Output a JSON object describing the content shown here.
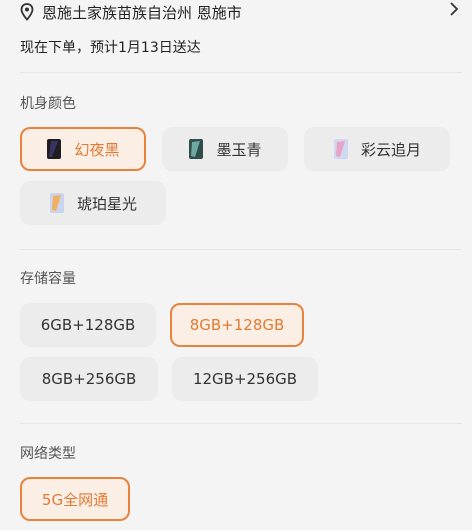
{
  "address": {
    "text": "恩施土家族苗族自治州 恩施市"
  },
  "delivery": {
    "text": "现在下单，预计1月13日送达"
  },
  "color_section": {
    "title": "机身颜色",
    "options": [
      {
        "label": "幻夜黑",
        "selected": true
      },
      {
        "label": "墨玉青",
        "selected": false
      },
      {
        "label": "彩云追月",
        "selected": false
      },
      {
        "label": "琥珀星光",
        "selected": false
      }
    ]
  },
  "storage_section": {
    "title": "存储容量",
    "options": [
      {
        "label": "6GB+128GB",
        "selected": false
      },
      {
        "label": "8GB+128GB",
        "selected": true
      },
      {
        "label": "8GB+256GB",
        "selected": false
      },
      {
        "label": "12GB+256GB",
        "selected": false
      }
    ]
  },
  "network_section": {
    "title": "网络类型",
    "options": [
      {
        "label": "5G全网通",
        "selected": true
      }
    ]
  },
  "colors": {
    "accent": "#e8833e",
    "selected_bg": "#fbeee5",
    "option_bg": "#ececec"
  }
}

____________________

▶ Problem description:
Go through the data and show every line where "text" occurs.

▶ Expected answer:
    "text": "恩施土家族苗族自治州 恩施市"
    "text": "现在下单，预计1月13日送达"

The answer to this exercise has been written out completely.